_About this task_
Find the string "copy" in the listing below and return each line it appears in.

_Task inputs_
***
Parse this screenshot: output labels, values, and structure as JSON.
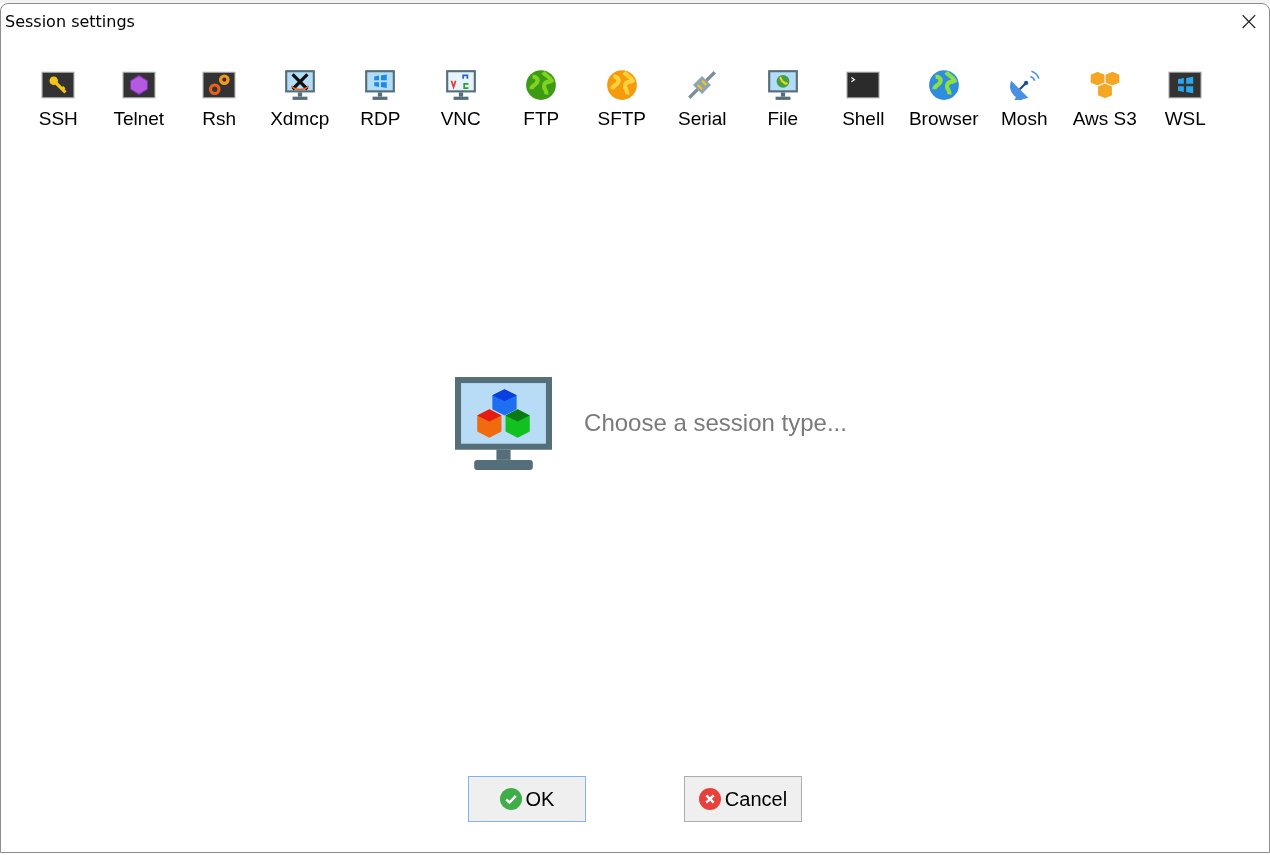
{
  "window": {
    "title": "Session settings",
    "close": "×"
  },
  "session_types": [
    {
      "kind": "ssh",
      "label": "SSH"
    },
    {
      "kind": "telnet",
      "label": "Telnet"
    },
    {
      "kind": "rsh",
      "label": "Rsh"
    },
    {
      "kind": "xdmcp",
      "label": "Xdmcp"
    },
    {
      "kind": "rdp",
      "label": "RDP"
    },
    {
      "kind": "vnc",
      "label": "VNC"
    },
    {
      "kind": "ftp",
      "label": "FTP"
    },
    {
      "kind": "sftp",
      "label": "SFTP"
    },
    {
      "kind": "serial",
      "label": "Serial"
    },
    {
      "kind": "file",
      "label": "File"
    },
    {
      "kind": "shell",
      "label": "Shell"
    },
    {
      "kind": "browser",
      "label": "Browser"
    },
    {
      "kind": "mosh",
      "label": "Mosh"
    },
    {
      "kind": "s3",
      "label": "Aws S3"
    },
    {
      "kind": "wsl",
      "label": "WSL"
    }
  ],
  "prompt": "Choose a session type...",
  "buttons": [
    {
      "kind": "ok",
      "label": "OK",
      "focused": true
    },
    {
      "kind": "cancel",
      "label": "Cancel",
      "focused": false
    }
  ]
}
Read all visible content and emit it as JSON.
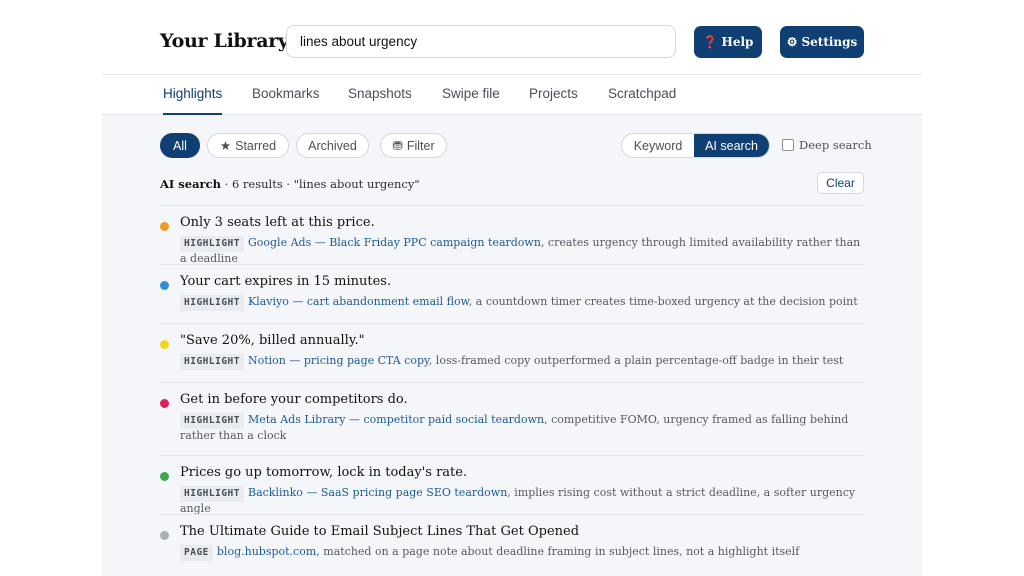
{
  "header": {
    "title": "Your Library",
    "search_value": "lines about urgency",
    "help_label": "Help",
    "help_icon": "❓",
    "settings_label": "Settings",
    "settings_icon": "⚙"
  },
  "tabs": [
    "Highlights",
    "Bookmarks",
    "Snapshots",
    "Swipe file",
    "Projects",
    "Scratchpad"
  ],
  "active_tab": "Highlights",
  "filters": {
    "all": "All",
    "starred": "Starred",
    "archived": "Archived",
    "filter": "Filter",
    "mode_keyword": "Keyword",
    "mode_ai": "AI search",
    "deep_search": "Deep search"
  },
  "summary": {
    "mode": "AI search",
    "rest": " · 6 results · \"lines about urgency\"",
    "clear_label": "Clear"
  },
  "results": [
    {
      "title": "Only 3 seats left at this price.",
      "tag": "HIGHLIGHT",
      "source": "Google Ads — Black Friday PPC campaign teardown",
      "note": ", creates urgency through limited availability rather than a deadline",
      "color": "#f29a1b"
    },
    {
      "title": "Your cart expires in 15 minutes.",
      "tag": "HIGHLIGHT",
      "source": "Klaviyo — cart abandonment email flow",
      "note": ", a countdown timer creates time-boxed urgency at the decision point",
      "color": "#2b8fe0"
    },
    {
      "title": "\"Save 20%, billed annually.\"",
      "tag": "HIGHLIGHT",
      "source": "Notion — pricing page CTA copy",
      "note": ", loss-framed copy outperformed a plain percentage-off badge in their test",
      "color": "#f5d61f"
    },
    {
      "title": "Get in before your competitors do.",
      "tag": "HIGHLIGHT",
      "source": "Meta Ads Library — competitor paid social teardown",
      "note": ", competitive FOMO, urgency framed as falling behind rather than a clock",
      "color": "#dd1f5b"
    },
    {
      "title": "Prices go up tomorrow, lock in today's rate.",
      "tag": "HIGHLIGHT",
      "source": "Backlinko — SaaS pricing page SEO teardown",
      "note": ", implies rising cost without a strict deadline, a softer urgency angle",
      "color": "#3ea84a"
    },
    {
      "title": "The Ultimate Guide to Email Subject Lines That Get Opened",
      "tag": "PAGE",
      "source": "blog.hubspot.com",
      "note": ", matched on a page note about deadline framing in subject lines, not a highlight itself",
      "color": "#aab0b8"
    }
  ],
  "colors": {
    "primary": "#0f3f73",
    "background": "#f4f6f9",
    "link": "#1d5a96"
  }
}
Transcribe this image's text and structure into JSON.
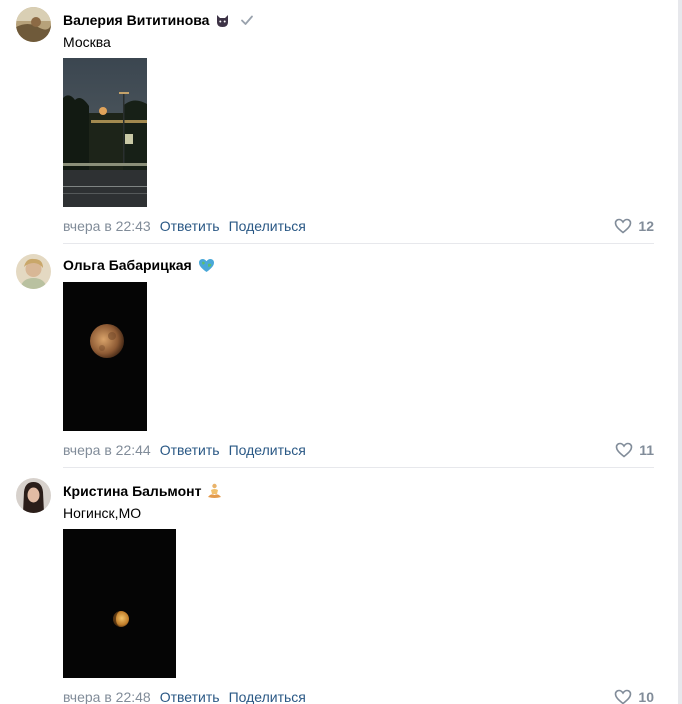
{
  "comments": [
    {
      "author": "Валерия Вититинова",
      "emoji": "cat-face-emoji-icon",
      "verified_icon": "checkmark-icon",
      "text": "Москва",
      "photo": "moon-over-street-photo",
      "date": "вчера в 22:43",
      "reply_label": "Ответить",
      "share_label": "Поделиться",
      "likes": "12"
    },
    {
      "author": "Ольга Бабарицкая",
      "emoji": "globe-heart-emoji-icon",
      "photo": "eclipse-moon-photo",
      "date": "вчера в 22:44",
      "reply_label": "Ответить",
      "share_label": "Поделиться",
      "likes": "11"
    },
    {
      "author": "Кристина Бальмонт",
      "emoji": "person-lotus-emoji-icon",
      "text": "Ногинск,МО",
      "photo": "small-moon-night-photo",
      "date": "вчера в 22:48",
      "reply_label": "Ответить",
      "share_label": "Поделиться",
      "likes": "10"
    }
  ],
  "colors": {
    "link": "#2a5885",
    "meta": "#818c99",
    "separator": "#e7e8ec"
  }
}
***
_Your solution_
      "source": "Notion — pricing page CTA copy",
      "note": ", loss-framed copy outperformed a plain percentage-off badge in their test",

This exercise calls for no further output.